*EXCERPTED RECORDS*
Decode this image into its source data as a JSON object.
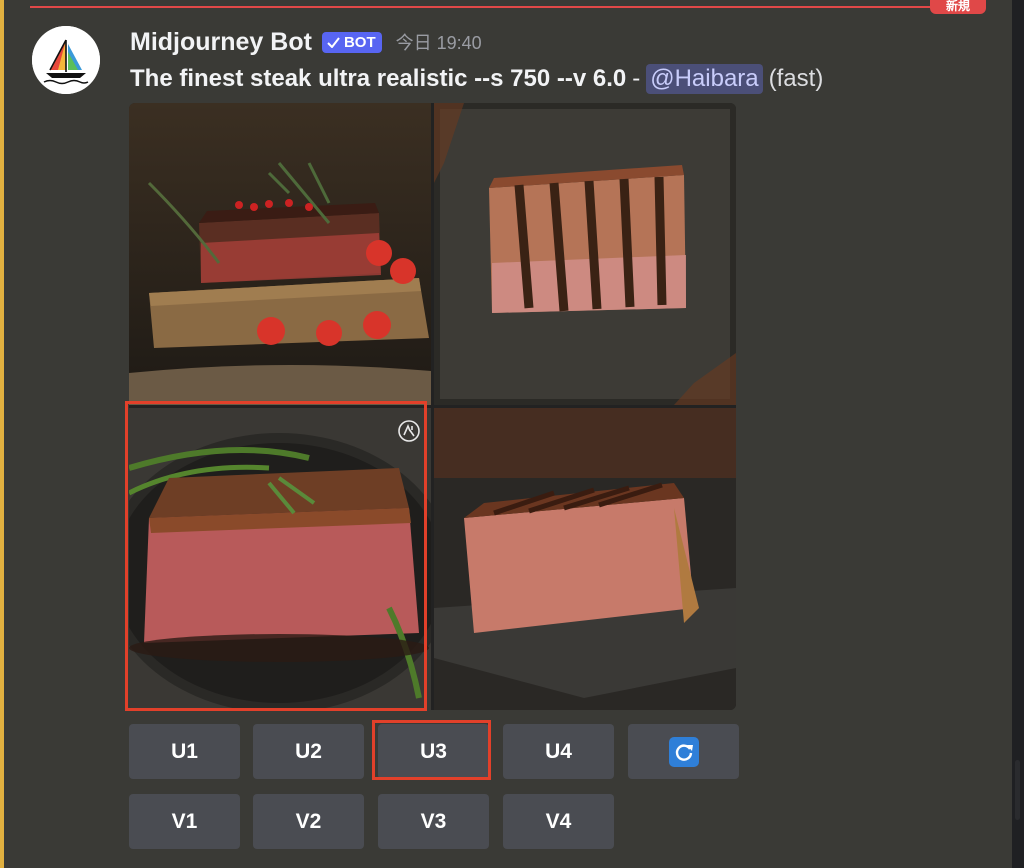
{
  "divider": {
    "badge": "新規"
  },
  "message": {
    "author": "Midjourney Bot",
    "bot_tag": "BOT",
    "timestamp": "今日 19:40",
    "prompt": "The finest steak ultra realistic --s 750 --v 6.0",
    "separator": "-",
    "mention": "@Haibara",
    "speed": "(fast)"
  },
  "image_grid": {
    "tiles": [
      "steak-on-board-with-tomatoes",
      "grilled-steak-on-slate",
      "sliced-steak-with-rosemary",
      "grilled-steak-block"
    ],
    "selected_tile": 3
  },
  "buttons": {
    "upscale": [
      "U1",
      "U2",
      "U3",
      "U4"
    ],
    "variation": [
      "V1",
      "V2",
      "V3",
      "V4"
    ],
    "reroll_icon": "refresh-icon",
    "selected": "U3"
  },
  "colors": {
    "highlight": "#e2402a",
    "bot_tag": "#5865f2",
    "new_divider": "#e04848",
    "button": "#4a4c52"
  }
}
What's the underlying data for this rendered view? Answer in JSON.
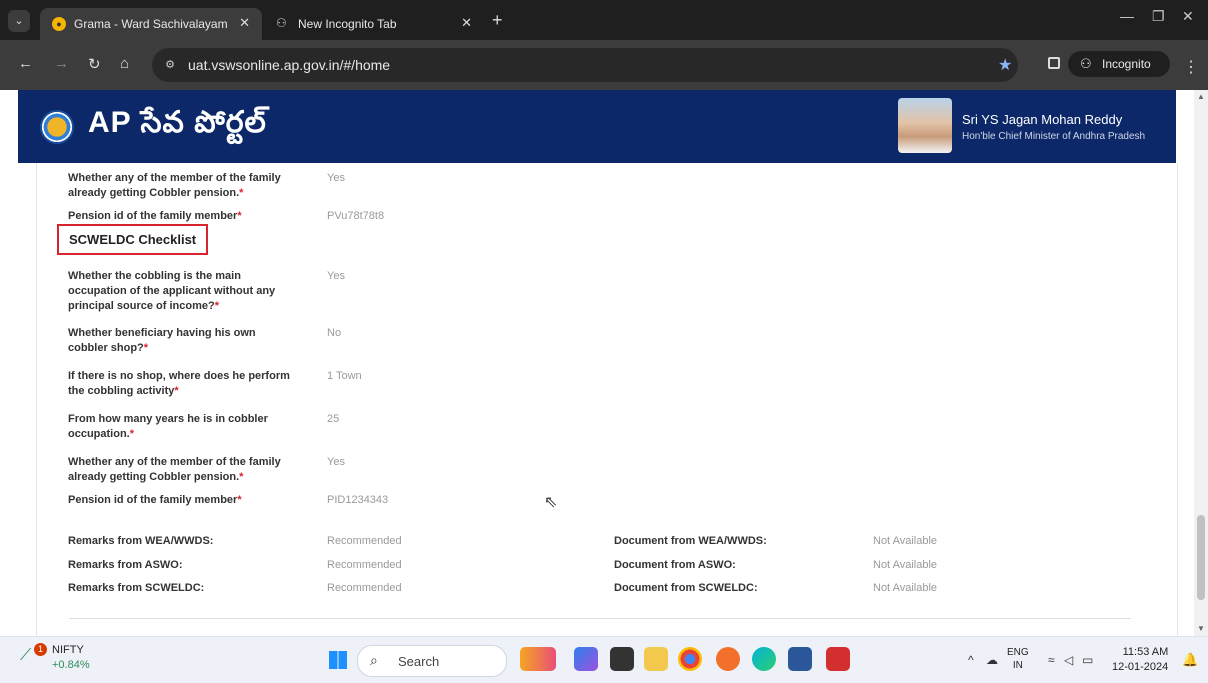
{
  "browser": {
    "tabs": [
      {
        "title": "Grama - Ward Sachivalayam",
        "active": true
      },
      {
        "title": "New Incognito Tab",
        "active": false
      }
    ],
    "url": "uat.vswsonline.ap.gov.in/#/home",
    "incognito_label": "Incognito"
  },
  "header": {
    "brand": "AP సేవ పోర్టల్",
    "cm_name": "Sri YS Jagan Mohan Reddy",
    "cm_role": "Hon'ble Chief Minister of Andhra Pradesh"
  },
  "details": {
    "top_rows": [
      {
        "label": "Whether any of the member of the family already getting Cobbler pension.",
        "value": "Yes"
      },
      {
        "label": "Pension id of the family member",
        "value": "PVu78t78t8"
      }
    ],
    "section_title": "SCWELDC Checklist",
    "checklist": [
      {
        "label": "Whether the cobbling is the main occupation of the applicant without any principal source of income?",
        "value": "Yes"
      },
      {
        "label": "Whether beneficiary having his own cobbler shop?",
        "value": "No"
      },
      {
        "label": "If there is no shop, where does he perform the cobbling activity",
        "value": "1 Town"
      },
      {
        "label": "From how many years he is in cobbler occupation.",
        "value": "25"
      },
      {
        "label": "Whether any of the member of the family already getting Cobbler pension.",
        "value": "Yes"
      },
      {
        "label": "Pension id of the family member",
        "value": "PID1234343"
      }
    ],
    "remarks": [
      {
        "label": "Remarks from WEA/WWDS:",
        "value": "Recommended",
        "doc_label": "Document from WEA/WWDS:",
        "doc_value": "Not Available"
      },
      {
        "label": "Remarks from ASWO:",
        "value": "Recommended",
        "doc_label": "Document from ASWO:",
        "doc_value": "Not Available"
      },
      {
        "label": "Remarks from SCWELDC:",
        "value": "Recommended",
        "doc_label": "Document from SCWELDC:",
        "doc_value": "Not Available"
      }
    ]
  },
  "taskbar": {
    "nifty_name": "NIFTY",
    "nifty_change": "+0.84%",
    "nifty_badge": "1",
    "search_label": "Search",
    "lang_line1": "ENG",
    "lang_line2": "IN",
    "time": "11:53 AM",
    "date": "12-01-2024"
  },
  "colors": {
    "header_bg": "#0c2869",
    "required": "#d9232e",
    "section_border": "#d9232e"
  }
}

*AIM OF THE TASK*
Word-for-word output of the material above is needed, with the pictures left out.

*RESPONSE TO THIS TASK*
Decode this image into its source data as a JSON object.
{
  "divider": {
    "badge": "新規"
  },
  "message": {
    "author": "Midjourney Bot",
    "bot_tag": "BOT",
    "timestamp": "今日 19:40",
    "prompt": "The finest steak ultra realistic --s 750 --v 6.0",
    "separator": "-",
    "mention": "@Haibara",
    "speed": "(fast)"
  },
  "image_grid": {
    "tiles": [
      "steak-on-board-with-tomatoes",
      "grilled-steak-on-slate",
      "sliced-steak-with-rosemary",
      "grilled-steak-block"
    ],
    "selected_tile": 3
  },
  "buttons": {
    "upscale": [
      "U1",
      "U2",
      "U3",
      "U4"
    ],
    "variation": [
      "V1",
      "V2",
      "V3",
      "V4"
    ],
    "reroll_icon": "refresh-icon",
    "selected": "U3"
  },
  "colors": {
    "highlight": "#e2402a",
    "bot_tag": "#5865f2",
    "new_divider": "#e04848",
    "button": "#4a4c52"
  }
}
What's the underlying data for this rendered view? Answer in JSON.
{
  "browser": {
    "tabs": [
      {
        "title": "Grama - Ward Sachivalayam",
        "active": true
      },
      {
        "title": "New Incognito Tab",
        "active": false
      }
    ],
    "url": "uat.vswsonline.ap.gov.in/#/home",
    "incognito_label": "Incognito"
  },
  "header": {
    "brand": "AP సేవ పోర్టల్",
    "cm_name": "Sri YS Jagan Mohan Reddy",
    "cm_role": "Hon'ble Chief Minister of Andhra Pradesh"
  },
  "details": {
    "top_rows": [
      {
        "label": "Whether any of the member of the family already getting Cobbler pension.",
        "value": "Yes"
      },
      {
        "label": "Pension id of the family member",
        "value": "PVu78t78t8"
      }
    ],
    "section_title": "SCWELDC Checklist",
    "checklist": [
      {
        "label": "Whether the cobbling is the main occupation of the applicant without any principal source of income?",
        "value": "Yes"
      },
      {
        "label": "Whether beneficiary having his own cobbler shop?",
        "value": "No"
      },
      {
        "label": "If there is no shop, where does he perform the cobbling activity",
        "value": "1 Town"
      },
      {
        "label": "From how many years he is in cobbler occupation.",
        "value": "25"
      },
      {
        "label": "Whether any of the member of the family already getting Cobbler pension.",
        "value": "Yes"
      },
      {
        "label": "Pension id of the family member",
        "value": "PID1234343"
      }
    ],
    "remarks": [
      {
        "label": "Remarks from WEA/WWDS:",
        "value": "Recommended",
        "doc_label": "Document from WEA/WWDS:",
        "doc_value": "Not Available"
      },
      {
        "label": "Remarks from ASWO:",
        "value": "Recommended",
        "doc_label": "Document from ASWO:",
        "doc_value": "Not Available"
      },
      {
        "label": "Remarks from SCWELDC:",
        "value": "Recommended",
        "doc_label": "Document from SCWELDC:",
        "doc_value": "Not Available"
      }
    ]
  },
  "taskbar": {
    "nifty_name": "NIFTY",
    "nifty_change": "+0.84%",
    "nifty_badge": "1",
    "search_label": "Search",
    "lang_line1": "ENG",
    "lang_line2": "IN",
    "time": "11:53 AM",
    "date": "12-01-2024"
  },
  "colors": {
    "header_bg": "#0c2869",
    "required": "#d9232e",
    "section_border": "#d9232e"
  }
}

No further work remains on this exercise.